* _Task instructions_
Take the data below and repeat it exactly.

Dataset rows for apps and sites
+--
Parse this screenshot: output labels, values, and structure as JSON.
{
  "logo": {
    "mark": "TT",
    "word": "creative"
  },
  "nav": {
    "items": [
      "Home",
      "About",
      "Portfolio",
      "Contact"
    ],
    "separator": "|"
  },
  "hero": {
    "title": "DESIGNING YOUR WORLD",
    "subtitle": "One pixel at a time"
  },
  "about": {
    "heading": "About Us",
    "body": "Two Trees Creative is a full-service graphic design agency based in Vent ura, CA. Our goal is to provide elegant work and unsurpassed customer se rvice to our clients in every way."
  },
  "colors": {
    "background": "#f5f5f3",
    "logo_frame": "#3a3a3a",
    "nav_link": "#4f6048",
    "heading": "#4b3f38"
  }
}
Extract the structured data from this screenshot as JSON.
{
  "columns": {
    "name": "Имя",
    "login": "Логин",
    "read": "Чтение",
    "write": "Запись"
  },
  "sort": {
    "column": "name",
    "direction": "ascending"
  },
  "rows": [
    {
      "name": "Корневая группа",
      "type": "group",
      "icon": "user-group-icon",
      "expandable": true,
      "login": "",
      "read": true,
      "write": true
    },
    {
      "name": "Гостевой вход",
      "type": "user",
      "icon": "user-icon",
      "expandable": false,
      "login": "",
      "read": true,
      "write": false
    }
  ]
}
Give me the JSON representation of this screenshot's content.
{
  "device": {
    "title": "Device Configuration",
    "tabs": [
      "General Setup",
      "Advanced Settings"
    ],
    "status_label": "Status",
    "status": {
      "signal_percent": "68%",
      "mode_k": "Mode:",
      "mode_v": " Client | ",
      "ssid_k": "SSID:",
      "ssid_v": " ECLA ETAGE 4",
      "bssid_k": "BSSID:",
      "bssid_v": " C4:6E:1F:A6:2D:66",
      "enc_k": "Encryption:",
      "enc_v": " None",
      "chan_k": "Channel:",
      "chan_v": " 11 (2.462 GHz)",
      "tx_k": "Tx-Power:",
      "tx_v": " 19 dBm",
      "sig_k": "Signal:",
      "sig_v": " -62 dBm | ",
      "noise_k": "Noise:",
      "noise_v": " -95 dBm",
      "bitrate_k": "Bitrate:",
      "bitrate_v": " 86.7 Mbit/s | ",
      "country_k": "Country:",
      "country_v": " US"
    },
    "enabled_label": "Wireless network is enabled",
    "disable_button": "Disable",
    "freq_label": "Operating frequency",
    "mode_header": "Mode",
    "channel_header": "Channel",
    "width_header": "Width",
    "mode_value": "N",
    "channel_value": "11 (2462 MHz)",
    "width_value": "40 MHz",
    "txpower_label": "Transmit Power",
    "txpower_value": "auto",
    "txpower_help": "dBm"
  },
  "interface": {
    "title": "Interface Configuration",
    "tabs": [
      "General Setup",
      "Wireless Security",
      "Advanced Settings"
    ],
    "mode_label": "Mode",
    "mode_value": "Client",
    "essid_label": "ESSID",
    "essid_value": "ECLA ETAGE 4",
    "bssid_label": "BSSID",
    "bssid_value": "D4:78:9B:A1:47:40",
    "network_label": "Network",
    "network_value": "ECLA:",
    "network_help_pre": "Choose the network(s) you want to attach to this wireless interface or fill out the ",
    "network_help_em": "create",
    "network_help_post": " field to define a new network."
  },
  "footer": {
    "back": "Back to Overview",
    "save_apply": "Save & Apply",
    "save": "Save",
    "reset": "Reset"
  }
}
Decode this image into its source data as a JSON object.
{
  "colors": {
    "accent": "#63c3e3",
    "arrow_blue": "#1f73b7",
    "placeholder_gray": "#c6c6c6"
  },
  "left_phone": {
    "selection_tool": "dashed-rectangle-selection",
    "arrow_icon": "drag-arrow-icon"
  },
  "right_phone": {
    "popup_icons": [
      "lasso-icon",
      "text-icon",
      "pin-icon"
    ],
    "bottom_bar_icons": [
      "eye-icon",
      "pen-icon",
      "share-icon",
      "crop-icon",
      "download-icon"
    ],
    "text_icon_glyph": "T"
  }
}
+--
* _Response for this exercise_
Parse this screenshot: output labels, values, and structure as JSON.
{
  "logo": {
    "mark": "TT",
    "word": "creative"
  },
  "nav": {
    "items": [
      "Home",
      "About",
      "Portfolio",
      "Contact"
    ],
    "separator": "|"
  },
  "hero": {
    "title": "DESIGNING YOUR WORLD",
    "subtitle": "One pixel at a time"
  },
  "about": {
    "heading": "About Us",
    "body": "Two Trees Creative is a full-service graphic design agency based in Vent ura, CA. Our goal is to provide elegant work and unsurpassed customer se rvice to our clients in every way."
  },
  "colors": {
    "background": "#f5f5f3",
    "logo_frame": "#3a3a3a",
    "nav_link": "#4f6048",
    "heading": "#4b3f38"
  }
}
Extract the structured data from this screenshot as JSON.
{
  "columns": {
    "name": "Имя",
    "login": "Логин",
    "read": "Чтение",
    "write": "Запись"
  },
  "sort": {
    "column": "name",
    "direction": "ascending"
  },
  "rows": [
    {
      "name": "Корневая группа",
      "type": "group",
      "icon": "user-group-icon",
      "expandable": true,
      "login": "",
      "read": true,
      "write": true
    },
    {
      "name": "Гостевой вход",
      "type": "user",
      "icon": "user-icon",
      "expandable": false,
      "login": "",
      "read": true,
      "write": false
    }
  ]
}
Give me the JSON representation of this screenshot's content.
{
  "device": {
    "title": "Device Configuration",
    "tabs": [
      "General Setup",
      "Advanced Settings"
    ],
    "status_label": "Status",
    "status": {
      "signal_percent": "68%",
      "mode_k": "Mode:",
      "mode_v": " Client | ",
      "ssid_k": "SSID:",
      "ssid_v": " ECLA ETAGE 4",
      "bssid_k": "BSSID:",
      "bssid_v": " C4:6E:1F:A6:2D:66",
      "enc_k": "Encryption:",
      "enc_v": " None",
      "chan_k": "Channel:",
      "chan_v": " 11 (2.462 GHz)",
      "tx_k": "Tx-Power:",
      "tx_v": " 19 dBm",
      "sig_k": "Signal:",
      "sig_v": " -62 dBm | ",
      "noise_k": "Noise:",
      "noise_v": " -95 dBm",
      "bitrate_k": "Bitrate:",
      "bitrate_v": " 86.7 Mbit/s | ",
      "country_k": "Country:",
      "country_v": " US"
    },
    "enabled_label": "Wireless network is enabled",
    "disable_button": "Disable",
    "freq_label": "Operating frequency",
    "mode_header": "Mode",
    "channel_header": "Channel",
    "width_header": "Width",
    "mode_value": "N",
    "channel_value": "11 (2462 MHz)",
    "width_value": "40 MHz",
    "txpower_label": "Transmit Power",
    "txpower_value": "auto",
    "txpower_help": "dBm"
  },
  "interface": {
    "title": "Interface Configuration",
    "tabs": [
      "General Setup",
      "Wireless Security",
      "Advanced Settings"
    ],
    "mode_label": "Mode",
    "mode_value": "Client",
    "essid_label": "ESSID",
    "essid_value": "ECLA ETAGE 4",
    "bssid_label": "BSSID",
    "bssid_value": "D4:78:9B:A1:47:40",
    "network_label": "Network",
    "network_value": "ECLA:",
    "network_help_pre": "Choose the network(s) you want to attach to this wireless interface or fill out the ",
    "network_help_em": "create",
    "network_help_post": " field to define a new network."
  },
  "footer": {
    "back": "Back to Overview",
    "save_apply": "Save & Apply",
    "save": "Save",
    "reset": "Reset"
  }
}
Decode this image into its source data as a JSON object.
{
  "colors": {
    "accent": "#63c3e3",
    "arrow_blue": "#1f73b7",
    "placeholder_gray": "#c6c6c6"
  },
  "left_phone": {
    "selection_tool": "dashed-rectangle-selection",
    "arrow_icon": "drag-arrow-icon"
  },
  "right_phone": {
    "popup_icons": [
      "lasso-icon",
      "text-icon",
      "pin-icon"
    ],
    "bottom_bar_icons": [
      "eye-icon",
      "pen-icon",
      "share-icon",
      "crop-icon",
      "download-icon"
    ],
    "text_icon_glyph": "T"
  }
}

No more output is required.